So, anybody out there still watching Smash?
Actually, that question is a little bit unfair. After all, following the conclusion of the first season, NBC decided to hold onto Smash until midseason, to give other shows a chance to milk the primo lead-in that The Voice was offering. In those other respects, the gambit did pay off – Revolution is the breakout hit of the fall season, and NBC is in far better shape ratings-wise this year, if not creatively.
That leaves Smash to usher in midseason at the Peacock, where it will debut in a new Tuesday night slot, free of the protective maternal bosom of Christina Aguilera (or Cee-Lo Green, for that matter). Will Smash survive?

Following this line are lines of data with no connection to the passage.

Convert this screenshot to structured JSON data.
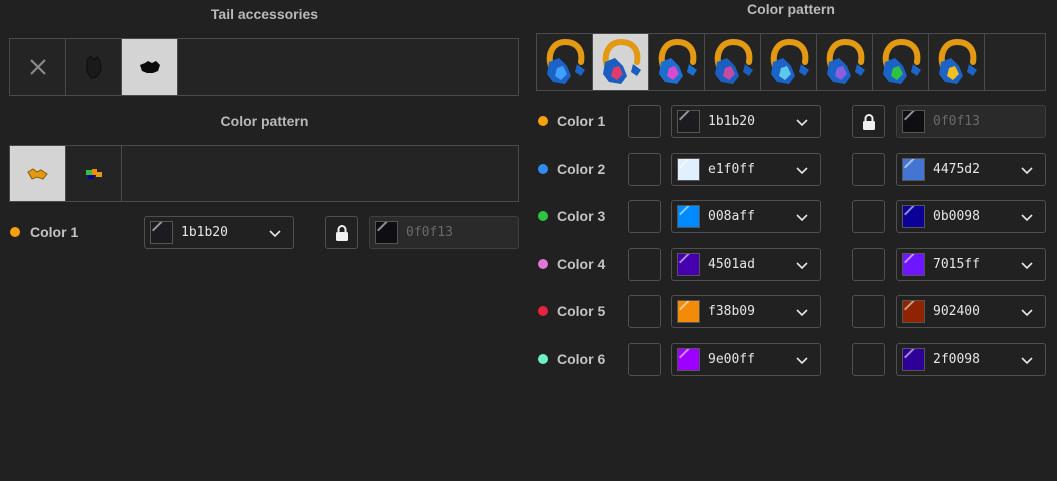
{
  "left": {
    "tail_accessories_title": "Tail accessories",
    "accessories": [
      {
        "icon": "close-icon",
        "selected": false
      },
      {
        "icon": "dark-tail-accessory-icon",
        "selected": false
      },
      {
        "icon": "black-tail-accessory-icon",
        "selected": true
      }
    ],
    "color_pattern_title": "Color pattern",
    "patterns": [
      {
        "icon": "orange-pattern-icon",
        "selected": true
      },
      {
        "icon": "multicolor-pattern-icon",
        "selected": false
      }
    ],
    "colors": [
      {
        "label": "Color 1",
        "dot": "#f5a20e",
        "value": "1b1b20",
        "swatch": "#1b1b20",
        "locked_value": "0f0f13",
        "locked_swatch": "#0f0f13"
      }
    ]
  },
  "right": {
    "color_pattern_title": "Color pattern",
    "patterns": [
      {
        "icon": "tail-pattern-1-icon",
        "selected": false
      },
      {
        "icon": "tail-pattern-2-icon",
        "selected": true
      },
      {
        "icon": "tail-pattern-3-icon",
        "selected": false
      },
      {
        "icon": "tail-pattern-4-icon",
        "selected": false
      },
      {
        "icon": "tail-pattern-5-icon",
        "selected": false
      },
      {
        "icon": "tail-pattern-6-icon",
        "selected": false
      },
      {
        "icon": "tail-pattern-7-icon",
        "selected": false
      },
      {
        "icon": "tail-pattern-8-icon",
        "selected": false
      }
    ],
    "colors": [
      {
        "label": "Color 1",
        "dot": "#f5a20e",
        "value": "1b1b20",
        "swatch": "#1b1b20",
        "value2": "0f0f13",
        "swatch2": "#0f0f13",
        "locked": true
      },
      {
        "label": "Color 2",
        "dot": "#2f8cf0",
        "value": "e1f0ff",
        "swatch": "#e1f0ff",
        "value2": "4475d2",
        "swatch2": "#4475d2",
        "locked": false
      },
      {
        "label": "Color 3",
        "dot": "#2ec441",
        "value": "008aff",
        "swatch": "#008aff",
        "value2": "0b0098",
        "swatch2": "#0b0098",
        "locked": false
      },
      {
        "label": "Color 4",
        "dot": "#df77d6",
        "value": "4501ad",
        "swatch": "#4501ad",
        "value2": "7015ff",
        "swatch2": "#7015ff",
        "locked": false
      },
      {
        "label": "Color 5",
        "dot": "#e8233f",
        "value": "f38b09",
        "swatch": "#f38b09",
        "value2": "902400",
        "swatch2": "#902400",
        "locked": false
      },
      {
        "label": "Color 6",
        "dot": "#6ff0c4",
        "value": "9e00ff",
        "swatch": "#9e00ff",
        "value2": "2f0098",
        "swatch2": "#2f0098",
        "locked": false
      }
    ]
  }
}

NBC sure wants to see it alive, whatever the cost. After a well-regarded premiere (which I wrote about here), the show quickly got mired in bad adultery subplots, garish scarves, a one-note ingenue with no character definition other than “magic butterflies fly out of her mouth when she sings” (and who we were supposed to believe would make a better Marilyn Monroe than Megan Hilty. Um, hello.), and Ellis. Dear god, Ellis.
Basically, the last time I wrote about the show, it looked like this. And despite my renewed(ish) hope for the show expressed there, that’s where I actually stopped watching. I heard a few things about what was going on – Bombshell, the utter wasting of Brian D’Arcy James, Uma Thurman, “I can’t…I’m in tech”, smoothies as critical plot point. Needless to say, it wasn’t motivating me to catch up.
The ratings, however, were a hair better than anything else NBC had at that point, so they went forward with a second season renewal…along with a complete creative revamp.
Soon after the renewal, it was announced that creator Theresa Rebeck would be moving into a more “hands-off” role with the show, several characters were being cut (including D’Arcy James’ Frank, Will Chase’s adulterous actor Michael, Raza Jaffrey’s Dev, and Jamie Cepero’s dreaded Ellis), and former Gossip Girl showrunner Josh Safran would be coming in to steer the boat. Oscar-winning Effie White herself Jennifer Hudson was booked in for a long guest arc, along with NBC favorite Sean Hayes and Broadway and NBC favorite Jesse L. Martin.
Stage actors Andy Mientz, Krista Rodriguez, and Newsies star Jeremy Jordan were hired on as new series regulars. Safran vowed an end to the scarves.
So, with all of its own backstage drama behind it, Smash is ready to return February 5. And I’ll be right here, Theatre Scene-zians, looking at each episode, leading discussion, recapping major events, and hoping for the best. We’ll see if it’s capable of one day achieving this.
The show, as they say, must go on.
The season two premiere of Smash airs Tuesday, February 5, on NBC at 10pm.